I hope that the readers of this book are able to get a sense of the information I am trying to convey, and that it helps them with their healthcare decisions.  If I have done that, and sell ten copies – then I have succeeded beyond my wildest dreams.

Thank you to everyone following my blog, and I hope you’ve enjoyed reading it as much as I have enjoyed writing it!

Writing, writing, writing


Spending the day (and much of the weekend) writing, transcribing notes from recent interviews, and working on an upcoming article. The article is a bit of a departure from my previous work, being a bit more light-hearted, and less academic than my previous writing. Hopefully, this will give it a broader appeal.   It’s also a nice way to call attention to some of the newer technologies, and techniques I’ve seen, and share a bit of the spotlight with the people doing all the hard work. (These guys don’t blow their own horns much – even when it’s well-deserved.) 

I have a few more interviews to conduct next week before I can finish it.. I am enjoying the change of style, but I will be happy to revert back to my usual writing.

Hoping to catch up with some more orthopedic surgeons, neurosurgeons, vascular surgeons, and just a few more thoracic surgeons in the next few weeks..(see my ‘Chasing Thoracics’ blog for more information).
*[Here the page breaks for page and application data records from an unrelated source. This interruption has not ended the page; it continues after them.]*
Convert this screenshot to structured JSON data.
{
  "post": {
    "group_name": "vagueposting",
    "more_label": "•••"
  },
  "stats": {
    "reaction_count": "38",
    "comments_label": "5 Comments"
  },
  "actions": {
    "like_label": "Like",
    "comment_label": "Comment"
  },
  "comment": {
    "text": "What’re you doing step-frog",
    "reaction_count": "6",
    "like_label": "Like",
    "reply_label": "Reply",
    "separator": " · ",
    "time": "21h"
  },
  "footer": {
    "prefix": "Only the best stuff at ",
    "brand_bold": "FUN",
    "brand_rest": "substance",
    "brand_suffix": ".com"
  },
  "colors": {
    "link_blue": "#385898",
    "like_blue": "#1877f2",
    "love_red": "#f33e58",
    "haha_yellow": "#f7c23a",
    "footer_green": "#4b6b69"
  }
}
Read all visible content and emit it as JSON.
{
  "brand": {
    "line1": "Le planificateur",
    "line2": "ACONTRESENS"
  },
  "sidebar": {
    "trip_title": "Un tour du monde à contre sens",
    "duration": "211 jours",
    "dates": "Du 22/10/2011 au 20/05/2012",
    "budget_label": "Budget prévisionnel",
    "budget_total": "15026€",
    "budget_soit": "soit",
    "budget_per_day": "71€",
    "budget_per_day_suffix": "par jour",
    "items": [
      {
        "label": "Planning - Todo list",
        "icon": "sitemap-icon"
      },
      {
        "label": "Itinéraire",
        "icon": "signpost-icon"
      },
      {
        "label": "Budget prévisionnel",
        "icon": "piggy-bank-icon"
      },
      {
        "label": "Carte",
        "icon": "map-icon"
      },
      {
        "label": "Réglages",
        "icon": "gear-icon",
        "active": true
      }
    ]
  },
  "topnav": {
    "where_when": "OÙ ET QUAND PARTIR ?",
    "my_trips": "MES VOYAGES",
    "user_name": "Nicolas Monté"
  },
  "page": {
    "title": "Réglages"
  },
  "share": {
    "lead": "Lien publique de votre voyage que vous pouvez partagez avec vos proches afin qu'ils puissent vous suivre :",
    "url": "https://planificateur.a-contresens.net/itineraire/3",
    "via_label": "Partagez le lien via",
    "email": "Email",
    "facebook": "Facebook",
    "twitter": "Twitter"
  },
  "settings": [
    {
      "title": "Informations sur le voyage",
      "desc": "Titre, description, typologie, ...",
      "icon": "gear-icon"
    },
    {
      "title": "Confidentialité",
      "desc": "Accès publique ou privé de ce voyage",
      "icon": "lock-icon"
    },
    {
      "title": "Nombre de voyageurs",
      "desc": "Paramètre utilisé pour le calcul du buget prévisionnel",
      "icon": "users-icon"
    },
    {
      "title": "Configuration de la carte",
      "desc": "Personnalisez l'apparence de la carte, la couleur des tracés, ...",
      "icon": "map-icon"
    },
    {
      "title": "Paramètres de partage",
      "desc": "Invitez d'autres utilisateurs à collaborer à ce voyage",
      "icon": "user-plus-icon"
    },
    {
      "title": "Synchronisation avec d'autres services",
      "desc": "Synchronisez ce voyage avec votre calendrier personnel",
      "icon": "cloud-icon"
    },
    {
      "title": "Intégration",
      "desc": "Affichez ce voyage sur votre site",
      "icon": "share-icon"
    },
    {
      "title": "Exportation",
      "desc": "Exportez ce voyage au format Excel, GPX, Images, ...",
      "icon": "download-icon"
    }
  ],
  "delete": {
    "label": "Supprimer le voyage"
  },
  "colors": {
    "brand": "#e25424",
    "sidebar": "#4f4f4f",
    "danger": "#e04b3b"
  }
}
Looks like the book cover is pretty much done – you can see it under the ‘book’ tab.  I find that completing the artwork helps keep me focused on the book, especially once I’ve past the mid-point..